Last updated July 5, 2018 at 4:38 pm
New research answers a question that once bemused Charles Darwin.
Naturalists, amateur and pro, all know that many species of baby spiders disperse from their birthplaces by means of extending a silk thread and then floating away through the air.
Especially keen-eyed naturalists, however, might have noticed that the little wee things can occasionally be seen drifting off on days when there is not the faintest breath of breeze.
At first blush, this seems impossible. However, research by Erica Morley and Daniel Robert, both from the University of Bristol in the UK, reveals that wind is not at all essential for the phenomenon of spider ballooning, as it’s termed. Indeed, even on gusty days, it might not be involved at all.
Ballooning spiders have been found four kilometres up in the air, and more than 100 kilometres from their starting points. The behaviour has been a focus for research for a couple of centuries. Indeed, Charles Darwin once mused upon it while sitting on the deck of the Beagle, watching hundreds of baby arachnids float by. He came to no conclusions.
In a paper published in the journal Current Biology, Morley and Robert show that the force that stimulates and governs airborne spider dispersal is not wind at all, but electricity.
Young take off on silk strands
To make their findings, the researchers used spiders from the family Linyphiidae, all characterised by being very small.
The spiders were bred inside closed containers, which were by definition free of wind. When the young hatched, Morley and Robert set up electric fields inside the enclosures. When the fields reached particular strengths – corresponding to those generated between the Earth and the ionosphere, and known as the atmospheric potential gradient (APG) – the spiders let out silk strands and took off.
Detection of the electric fields, the researchers established, is made by special sensory hairs called trichobothria. The hairs, once activated, also stimulate the production of silk.
This did not occur at all APG values – potentially explaining why mass spider flights occur on some days but not on others – but within the effective range the electrostatic strength was sufficient to also provide lift and propulsion.
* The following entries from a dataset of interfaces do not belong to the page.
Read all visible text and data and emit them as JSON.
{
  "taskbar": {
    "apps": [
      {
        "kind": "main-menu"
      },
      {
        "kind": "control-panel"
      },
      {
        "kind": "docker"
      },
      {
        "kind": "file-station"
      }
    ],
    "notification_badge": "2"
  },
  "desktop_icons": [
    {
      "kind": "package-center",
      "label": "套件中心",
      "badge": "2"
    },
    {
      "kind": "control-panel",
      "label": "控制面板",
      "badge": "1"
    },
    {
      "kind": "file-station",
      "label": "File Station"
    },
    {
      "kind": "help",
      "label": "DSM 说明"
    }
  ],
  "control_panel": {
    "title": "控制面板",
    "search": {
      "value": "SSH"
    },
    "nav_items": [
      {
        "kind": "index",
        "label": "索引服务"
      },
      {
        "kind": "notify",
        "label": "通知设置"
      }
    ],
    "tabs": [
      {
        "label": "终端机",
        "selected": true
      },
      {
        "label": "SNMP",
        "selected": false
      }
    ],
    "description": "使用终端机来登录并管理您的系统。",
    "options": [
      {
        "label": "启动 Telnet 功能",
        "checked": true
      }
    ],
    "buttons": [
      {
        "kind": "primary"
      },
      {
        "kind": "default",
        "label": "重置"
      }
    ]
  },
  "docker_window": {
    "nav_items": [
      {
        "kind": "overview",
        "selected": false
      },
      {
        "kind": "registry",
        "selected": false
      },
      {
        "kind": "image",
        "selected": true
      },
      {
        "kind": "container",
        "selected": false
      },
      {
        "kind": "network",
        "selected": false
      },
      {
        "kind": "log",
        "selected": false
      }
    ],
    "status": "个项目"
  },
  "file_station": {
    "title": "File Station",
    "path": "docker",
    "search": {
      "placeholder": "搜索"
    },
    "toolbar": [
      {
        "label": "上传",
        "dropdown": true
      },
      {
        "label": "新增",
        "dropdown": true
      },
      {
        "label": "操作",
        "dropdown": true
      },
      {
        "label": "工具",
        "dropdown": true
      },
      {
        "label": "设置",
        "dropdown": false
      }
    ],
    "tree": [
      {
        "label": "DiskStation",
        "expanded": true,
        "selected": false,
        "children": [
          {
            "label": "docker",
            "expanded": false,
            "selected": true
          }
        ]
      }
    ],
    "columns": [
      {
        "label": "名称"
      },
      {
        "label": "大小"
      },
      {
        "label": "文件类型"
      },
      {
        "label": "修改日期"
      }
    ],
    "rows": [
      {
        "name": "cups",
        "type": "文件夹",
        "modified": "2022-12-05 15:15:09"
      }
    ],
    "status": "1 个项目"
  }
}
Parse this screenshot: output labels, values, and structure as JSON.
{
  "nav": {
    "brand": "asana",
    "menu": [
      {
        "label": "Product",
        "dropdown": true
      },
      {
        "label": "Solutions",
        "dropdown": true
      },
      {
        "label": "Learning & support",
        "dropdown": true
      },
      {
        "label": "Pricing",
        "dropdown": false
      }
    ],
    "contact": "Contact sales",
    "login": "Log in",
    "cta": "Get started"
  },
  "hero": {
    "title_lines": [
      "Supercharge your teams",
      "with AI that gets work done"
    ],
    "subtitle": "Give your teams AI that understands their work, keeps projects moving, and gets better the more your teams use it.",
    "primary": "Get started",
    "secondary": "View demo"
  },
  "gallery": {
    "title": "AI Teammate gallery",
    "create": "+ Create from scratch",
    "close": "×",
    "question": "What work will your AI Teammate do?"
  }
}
“We don’t yet know whether electric fields are required to allow spider ballooning,” says Morley. “We do, however, know that they are sufficient.”